Eating disorders plague Generation Z

**Students have asked their names to be changed to respect their privacy

When schools shut down in March 2020, like most students, senior Beth Evans started spending a lot more time on social media. Isolated from friends, she started experiencing body dysmorphia from seeing people post what they eat in a day and their workout routines. The pressure to be an impossible kind of skinny pushed Evans to begin to severely restrict her diet and eventually develop an eating disorder that she still struggles with today, two years later. Unfortunately, Evans’ story is not unique.

Eating disorders are extremely common especially among teenagers and the pandemic only intensified that. According to the Pitch mental health survey, 23.8% of the 626 respondents said that they have or have had an eating disorder.

Aside from a few lessons in health class, eating disorders at WJ are rarely talked about and deeply stigmatized, leaving students who are struggling feeling even more alone and unsure of what to do. To cope, students have relied on a variety of different support systems for help.

“I reached out to a couple friends who are also struggling with [an eating disorder] as well, but it’s not good to talk about it too much because it can be kind of triggering for the other person to hear about somebody else’s eating disorder. And then, teachers. I found two teachers who really helped me. And then of course my parents, and now I am in therapy, so that has helped,” Evans said.

Body image issues can start to develop in childhood, especially when students interact with people or groups who establish a negative association with fatness or an obsession with being skinny.

“My grandmother refused to feed me when I was little because she thought I was fat. This led to me being scared of being fat. Also, I was always involved in sports like figure skating or rhythmic gymnastics where the beauty standard is being very skinny and gaming weight was frowned upon.
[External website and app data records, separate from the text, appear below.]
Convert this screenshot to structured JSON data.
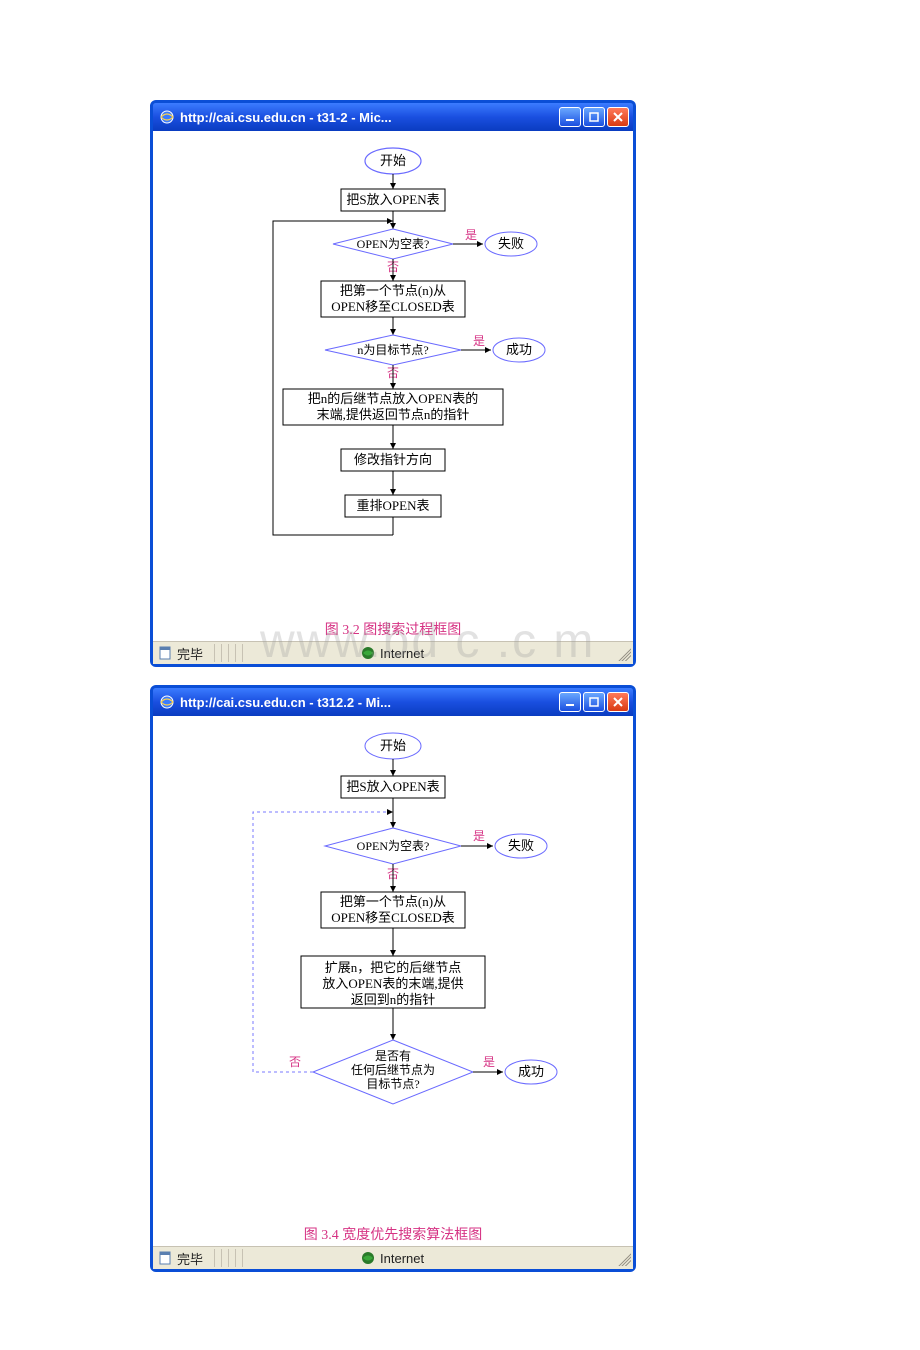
{
  "watermark": "www.bd c .c m",
  "window1": {
    "title": "http://cai.csu.edu.cn - t31-2 - Mic...",
    "status_left": "完毕",
    "status_zone": "Internet",
    "caption": "图 3.2  图搜索过程框图",
    "flow": {
      "start": "开始",
      "step1": "把S放入OPEN表",
      "decision1": "OPEN为空表?",
      "yes": "是",
      "no": "否",
      "fail": "失败",
      "step2_l1": "把第一个节点(n)从",
      "step2_l2": "OPEN移至CLOSED表",
      "decision2": "n为目标节点?",
      "success": "成功",
      "step3_l1": "把n的后继节点放入OPEN表的",
      "step3_l2": "末端,提供返回节点n的指针",
      "step4": "修改指针方向",
      "step5": "重排OPEN表"
    }
  },
  "window2": {
    "title": "http://cai.csu.edu.cn - t312.2 - Mi...",
    "status_left": "完毕",
    "status_zone": "Internet",
    "caption": "图 3.4  宽度优先搜索算法框图",
    "flow": {
      "start": "开始",
      "step1": "把S放入OPEN表",
      "decision1": "OPEN为空表?",
      "yes": "是",
      "no": "否",
      "fail": "失败",
      "step2_l1": "把第一个节点(n)从",
      "step2_l2": "OPEN移至CLOSED表",
      "step3_l1": "扩展n，把它的后继节点",
      "step3_l2": "放入OPEN表的末端,提供",
      "step3_l3": "返回到n的指针",
      "decision2_l1": "是否有",
      "decision2_l2": "任何后继节点为",
      "decision2_l3": "目标节点?",
      "success": "成功"
    }
  }
}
Unhealthy bodies were glamorized in these sports,” junior Anna Davis said.

While the school health curriculum discusses eating disorders, they don’t provide much information to help students after they have developed eating disorders.

“I think they do right by teaching the different types of eating disorders and by kinda debunking the stereotypes in a way. It’s kinda good but also a little bit of a joke cause they talk about ways to prevent [eating disorders] but it’s kinda hard to prevent if you already have it,” freshman Carrie Fletcher said.

One of the other misconceptions about eating disorders is that one can just “get over it.” In reality, it is a much longer and more complicated process. Therapy can be tremendously helpful in the process.

“I guess I am trying to recover right now in therapy, but it’s not linear and it’s not easy, so I wouldn’t say I am in recovery, I am just working towards recovery,” Evans said.

The pressures of school can also trigger eating disorders. Being under significant stress can make students feel out of control, which pushes them towards unhealthy eating habits.

“BC Calculus made me relapse massively due to the fact that it was extremely stressful, and when I get stressed out, my eating disorder manifests starvation,” Davis said.

Social culture surrounding eating can contribute to eating disorders and relapses as well.

“Other kids who try to glamorize eating disorders and talk about ‘how they didn’t eat today’ or how they ‘never eat.’ This happens with people I don’t know well, as well as even close friends,” Davis said.

Problems also exist in how people think that every person’s experience with eating disorders is identical.

“Not every form of [eating disorder] is the same but a lot of people just assume that they are. A lot of people are going through different things and different situations that cause them,” Fletcher said.

Providing more resources for students at school can help prevent eating disorders and help survivors find support. Though therapy can be very helpful, there are often financial barriers, so students need more accessible resources for support.

“I think [WJ counselors] might need more training on it or an actual trained professional because most people that I know aren’t that comfortable speaking with the school nurse or counselor,” Fletcher said.

Anyone can struggle with an eating disorder. Unlike the stereotypes, it is not only the white, straight, able bodied, skinny, cisgender women who struggle. According to ANAD (National Association of Anorexia Nervosa and Associated Disorders), BIPOC (black, indigenous, and people of color) with eating disorders are half as likely to be diagnosed or to receive treatment as their white counterparts. Gender non-conforming individuals are also more likely to develop eating disorders, and 32% of transgender people report using their eating disorder to modify their body without hormones, according to a 2016 survey of 84 transgender individuals. Eating disorders can affect anyone. It is okay to ask for help if you need it.

“To other students who are struggling… Please reach out for help because it is not worth the battle. If you are starving yourself, you are killing your body. It is so important to reach out for help because you can’t do this alone,” Evans said.

Crisis Text Line: Text HOME to 741741

National Eating Disorders Association (NEDA): Call or text (800) 931-2237

ANAD’s free, eating disorders Helpline: call 1 (888)-375-7767

The Impact of Race and Racism on Eating Disorders-